Monoculture's wiki: Monoculture is the agricultural practice of producing or growing a single crop, plant, or livestock species, variety, or breed in a field or farming system at a time. Polyculture, where more than one crop is grown in the same space at the same time, is the alternative to monoculture. Monoculture is widely used in both industrial farming and organic farming and has allowed ....
But industrial agriculture is a special case: it damages the soil, water, and even the climate on an unprecedented scale. Intensive monoculture depletes soil and leaves it vulnerable to erosion. Chemical fertilizer runoff and CAFO wastes add to global warming emissions and create oxygen-deprived "dead zones" at the mouths of major waterways.
Monoculture describes systems that have very low diversity.

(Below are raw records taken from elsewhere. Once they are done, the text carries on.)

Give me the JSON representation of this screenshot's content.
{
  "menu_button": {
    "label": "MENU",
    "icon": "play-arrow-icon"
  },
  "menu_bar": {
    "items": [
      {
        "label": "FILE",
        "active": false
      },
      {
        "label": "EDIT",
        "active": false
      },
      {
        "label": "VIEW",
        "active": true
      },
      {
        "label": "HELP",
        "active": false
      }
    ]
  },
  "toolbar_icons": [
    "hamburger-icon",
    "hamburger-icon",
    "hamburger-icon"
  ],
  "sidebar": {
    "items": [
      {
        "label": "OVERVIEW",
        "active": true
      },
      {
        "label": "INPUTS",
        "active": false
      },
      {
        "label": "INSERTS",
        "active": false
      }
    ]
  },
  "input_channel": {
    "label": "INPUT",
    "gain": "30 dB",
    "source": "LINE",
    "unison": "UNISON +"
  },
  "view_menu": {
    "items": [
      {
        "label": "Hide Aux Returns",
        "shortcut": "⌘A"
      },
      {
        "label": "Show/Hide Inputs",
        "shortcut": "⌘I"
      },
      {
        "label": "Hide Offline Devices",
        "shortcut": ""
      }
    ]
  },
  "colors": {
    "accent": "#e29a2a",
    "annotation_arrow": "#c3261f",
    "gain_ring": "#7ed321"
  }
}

In agriculture, "monoculture" describes the practice of relying on a very small number of genetic variants, or cultivars of a food crop ...
Unlike monoculture farming, one piece of land is devoted to more than one crop in polyculture farming. In monoculture, a farmer would need a large amount of land to segregate the crops, which in turn would need a complex irrigation system, , thus being time-consuming for the farmer.
Given how critical addressing these challenges is, it is worth exploring what the advantages and disadvantages of monoculture farming really are. Advantages of monoculture farming . Specialised crop production. Any economist will tell you that specialisation is a good thing as it creates economies of scale that maximise profits and minimise costs.